As we well know, a person is a composite of the physical and spiritual, rolled into one fused entity. Even though our physical proclivities are very strong and controlling, they can be constrained and harnessed for our benefit. However, this is only possible if we utilize our divine qualities to guide and direct our bestial inclinations in a constructive manner. This confrontation identifies every person’s daily clash between the good contained within him and the bad – our lifetime struggle for success.
We need a method that can lead us to a successful life, help us accomplish the goals that are vital and essential for us. Nachmonides addressed this as well and cites a famous statement from Pirkei Avos, the Ethics of our Fathers. The Mishnah exhorts us to consider our self-effacing beginnings. Furthermore, every day brings us one step closer to the grave, each person’s final destination. Finally, we all must face up to the eventual certainty that we will be judged by Hashem and we are ultimately held responsible for everything that we did during the entire span of our lives. If we inculcate these viewpoints into our daily conduct, then life assumes a distinctive character.

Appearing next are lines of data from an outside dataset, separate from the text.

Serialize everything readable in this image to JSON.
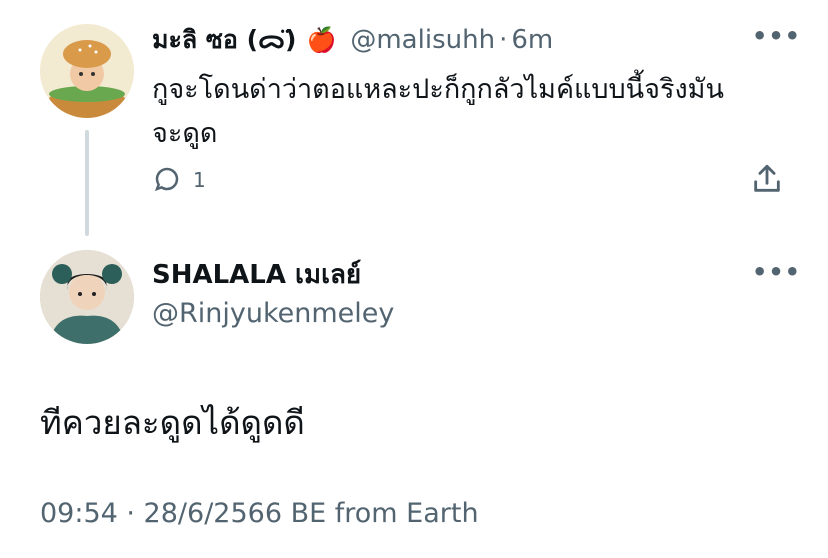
{
  "parent_tweet": {
    "display_name": "มะลิ ซอ (ᯅ̈)",
    "emoji": "🍎",
    "handle": "@malisuhh",
    "separator": "·",
    "time": "6m",
    "text_line1": "กูจะโดนด่าว่าตอแหละปะก็กูกลัวไมค์แบบนี้จริงมัน",
    "text_line2": "จะดูด",
    "reply_count": "1",
    "more_label": "•••",
    "avatar_icon": "burger-costume-avatar-icon"
  },
  "reply_tweet": {
    "display_name": "SHALALA เมเลย์",
    "handle": "@Rinjyukenmeley",
    "text": "ทีควยละดูดได้ดูดดี",
    "meta": "09:54 · 28/6/2566 BE from Earth",
    "more_label": "•••",
    "avatar_icon": "profile-photo-avatar-icon"
  },
  "colors": {
    "text_primary": "#0f1419",
    "text_secondary": "#536471",
    "thread_line": "#cfd9de"
  }
}
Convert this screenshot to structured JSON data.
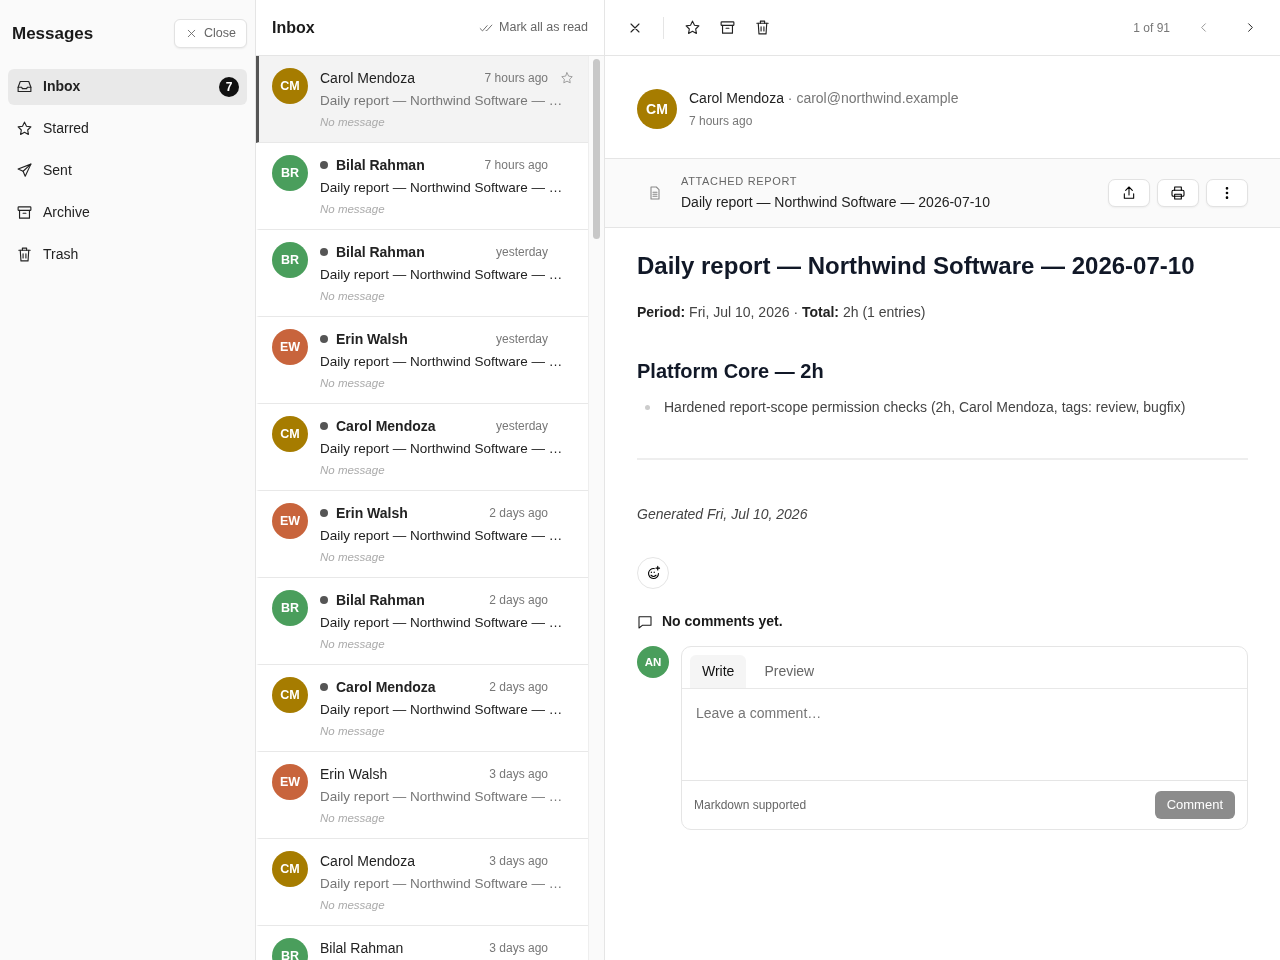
{
  "sidebar": {
    "title": "Messages",
    "close_label": "Close",
    "items": [
      {
        "label": "Inbox",
        "count": "7",
        "selected": true
      },
      {
        "label": "Starred",
        "selected": false
      },
      {
        "label": "Sent",
        "selected": false
      },
      {
        "label": "Archive",
        "selected": false
      },
      {
        "label": "Trash",
        "selected": false
      }
    ]
  },
  "inbox": {
    "title": "Inbox",
    "mark_all_label": "Mark all as read",
    "messages": [
      {
        "initials": "CM",
        "color": "#a67c00",
        "sender": "Carol Mendoza",
        "time": "7 hours ago",
        "subject": "Daily report — Northwind Software — …",
        "preview": "No message",
        "unread": false,
        "selected": true
      },
      {
        "initials": "BR",
        "color": "#4a9e5c",
        "sender": "Bilal Rahman",
        "time": "7 hours ago",
        "subject": "Daily report — Northwind Software — …",
        "preview": "No message",
        "unread": true,
        "selected": false
      },
      {
        "initials": "BR",
        "color": "#4a9e5c",
        "sender": "Bilal Rahman",
        "time": "yesterday",
        "subject": "Daily report — Northwind Software — …",
        "preview": "No message",
        "unread": true,
        "selected": false
      },
      {
        "initials": "EW",
        "color": "#c8643c",
        "sender": "Erin Walsh",
        "time": "yesterday",
        "subject": "Daily report — Northwind Software — …",
        "preview": "No message",
        "unread": true,
        "selected": false
      },
      {
        "initials": "CM",
        "color": "#a67c00",
        "sender": "Carol Mendoza",
        "time": "yesterday",
        "subject": "Daily report — Northwind Software — …",
        "preview": "No message",
        "unread": true,
        "selected": false
      },
      {
        "initials": "EW",
        "color": "#c8643c",
        "sender": "Erin Walsh",
        "time": "2 days ago",
        "subject": "Daily report — Northwind Software — …",
        "preview": "No message",
        "unread": true,
        "selected": false
      },
      {
        "initials": "BR",
        "color": "#4a9e5c",
        "sender": "Bilal Rahman",
        "time": "2 days ago",
        "subject": "Daily report — Northwind Software — …",
        "preview": "No message",
        "unread": true,
        "selected": false
      },
      {
        "initials": "CM",
        "color": "#a67c00",
        "sender": "Carol Mendoza",
        "time": "2 days ago",
        "subject": "Daily report — Northwind Software — …",
        "preview": "No message",
        "unread": true,
        "selected": false
      },
      {
        "initials": "EW",
        "color": "#c8643c",
        "sender": "Erin Walsh",
        "time": "3 days ago",
        "subject": "Daily report — Northwind Software — …",
        "preview": "No message",
        "unread": false,
        "selected": false
      },
      {
        "initials": "CM",
        "color": "#a67c00",
        "sender": "Carol Mendoza",
        "time": "3 days ago",
        "subject": "Daily report — Northwind Software — …",
        "preview": "No message",
        "unread": false,
        "selected": false
      },
      {
        "initials": "BR",
        "color": "#4a9e5c",
        "sender": "Bilal Rahman",
        "time": "3 days ago",
        "unread": false,
        "selected": false
      }
    ]
  },
  "detail": {
    "position": "1 of 91",
    "sender": {
      "initials": "CM",
      "color": "#a67c00",
      "name": "Carol Mendoza",
      "email": "· carol@northwind.example",
      "time": "7 hours ago"
    },
    "attachment": {
      "label": "ATTACHED REPORT",
      "title": "Daily report — Northwind Software — 2026-07-10"
    },
    "heading": "Daily report — Northwind Software — 2026-07-10",
    "summary": "**Period:** Fri, Jul 10, 2026 · **Total:** 2h (1 entries)",
    "section_heading": "Platform Core — 2h",
    "entries": [
      "Hardened report-scope permission checks (2h, Carol Mendoza, tags: review, bugfix)"
    ],
    "generated": "Generated Fri, Jul 10, 2026",
    "comments_status": "No comments yet.",
    "composer": {
      "initials": "AN",
      "color": "#4a9e5c",
      "tabs": [
        {
          "label": "Write",
          "selected": true
        },
        {
          "label": "Preview",
          "selected": false
        }
      ],
      "placeholder": "Leave a comment…",
      "hint": "Markdown supported",
      "submit_label": "Comment"
    }
  }
}
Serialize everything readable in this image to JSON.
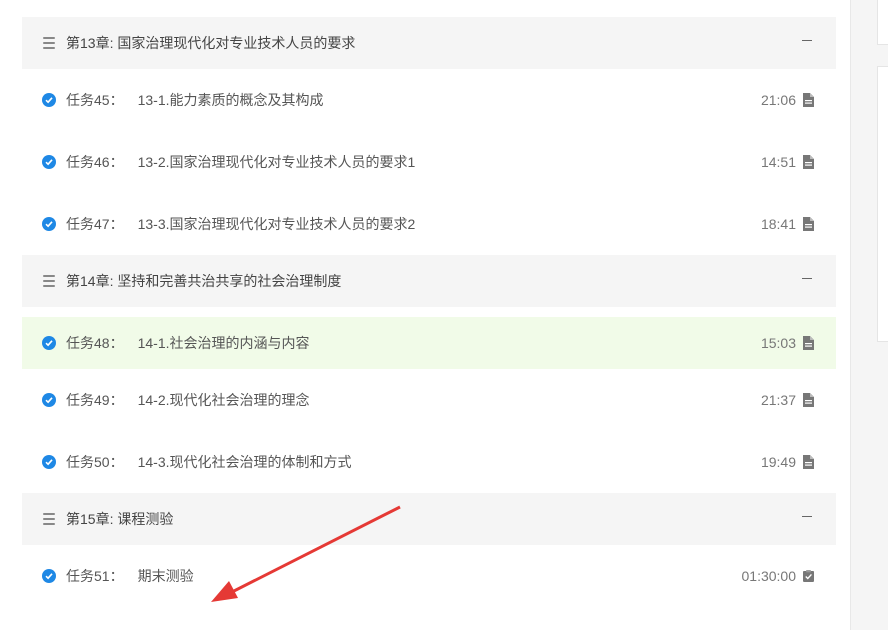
{
  "chapters": [
    {
      "title": "第13章: 国家治理现代化对专业技术人员的要求",
      "tasks": [
        {
          "num": "任务45：",
          "name": "13-1.能力素质的概念及其构成",
          "duration": "21:06",
          "icon": "document-icon"
        },
        {
          "num": "任务46：",
          "name": "13-2.国家治理现代化对专业技术人员的要求1",
          "duration": "14:51",
          "icon": "document-icon"
        },
        {
          "num": "任务47：",
          "name": "13-3.国家治理现代化对专业技术人员的要求2",
          "duration": "18:41",
          "icon": "document-icon"
        }
      ]
    },
    {
      "title": "第14章: 坚持和完善共治共享的社会治理制度",
      "tasks": [
        {
          "num": "任务48：",
          "name": "14-1.社会治理的内涵与内容",
          "duration": "15:03",
          "icon": "document-icon"
        },
        {
          "num": "任务49：",
          "name": "14-2.现代化社会治理的理念",
          "duration": "21:37",
          "icon": "document-icon"
        },
        {
          "num": "任务50：",
          "name": "14-3.现代化社会治理的体制和方式",
          "duration": "19:49",
          "icon": "document-icon"
        }
      ]
    },
    {
      "title": "第15章: 课程测验",
      "tasks": [
        {
          "num": "任务51：",
          "name": "期末测验",
          "duration": "01:30:00",
          "icon": "exam-icon"
        }
      ]
    }
  ],
  "active_task": "任务48：",
  "colors": {
    "check": "#1e88e5",
    "active_bg": "#f1fbe8",
    "chapter_bg": "#f5f5f5",
    "arrow": "#e53935"
  }
}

At this juncture, based upon the prior assertions, we no longer follow a path which is self-serving and focused on our personal needs; rather our perspective undergoes a radical modification. Yesterday’s priorities become today’s agenda and what we regarded as dispensable today is viewed as fundamentally important and of core value. Life’s mundane necessities are no longer of interest to us, rather the eternal values of Torah take center stage in our search for meaning and significance to replace the chaotic challenge that at one time confronted us. Humility replaces arrogance and self-effacement displaces vanity.
Byte For Shabbos
The three blessings that the Kohanim give us correspond to the three Patriarchs. Each blessing serves to elevate us one level higher and closer to G-d.
A Question for the Rabbis
By Rabbi Mordechai Becher
The Torah commands the kohanim (priests, descendants of Aaron) to bless the Jewish people (Numbers 6:22-27). Maimonides rules that this is a daily obligation (Mishneh Torah, Laws of Prayer, Introduction and Ch. 14), and this is indeed the practice in Israel and among most Sephardim (Middle Eastern and North African Jews). Rabbi Moses Isserles in his glosses to the Code of Jewish Law, (Orach Chaim 128:44) cites the ancient practice of the Ashkenazim (European Jews) that the kohanim only bless the congregation on festivals and not at other times. What is the justification for this leniency? Rabbi Isserles writes that since the kohanim must be in a state of joy when giving the blessing, and in the Diaspora people are preoccupied with issues of income and distracted by the difficulties of work, we can only be sure that the kohanim are in a state of joy appropriate to the blessing on festivals.
Reprinted with permission from Parsha Partner, a publication of Partners in Torah. Please add us to your weekly Parsha reading list. www.partnersintorah.org/parshapartner
Joke of the Week
A chicken crossing the road is poultry in motion.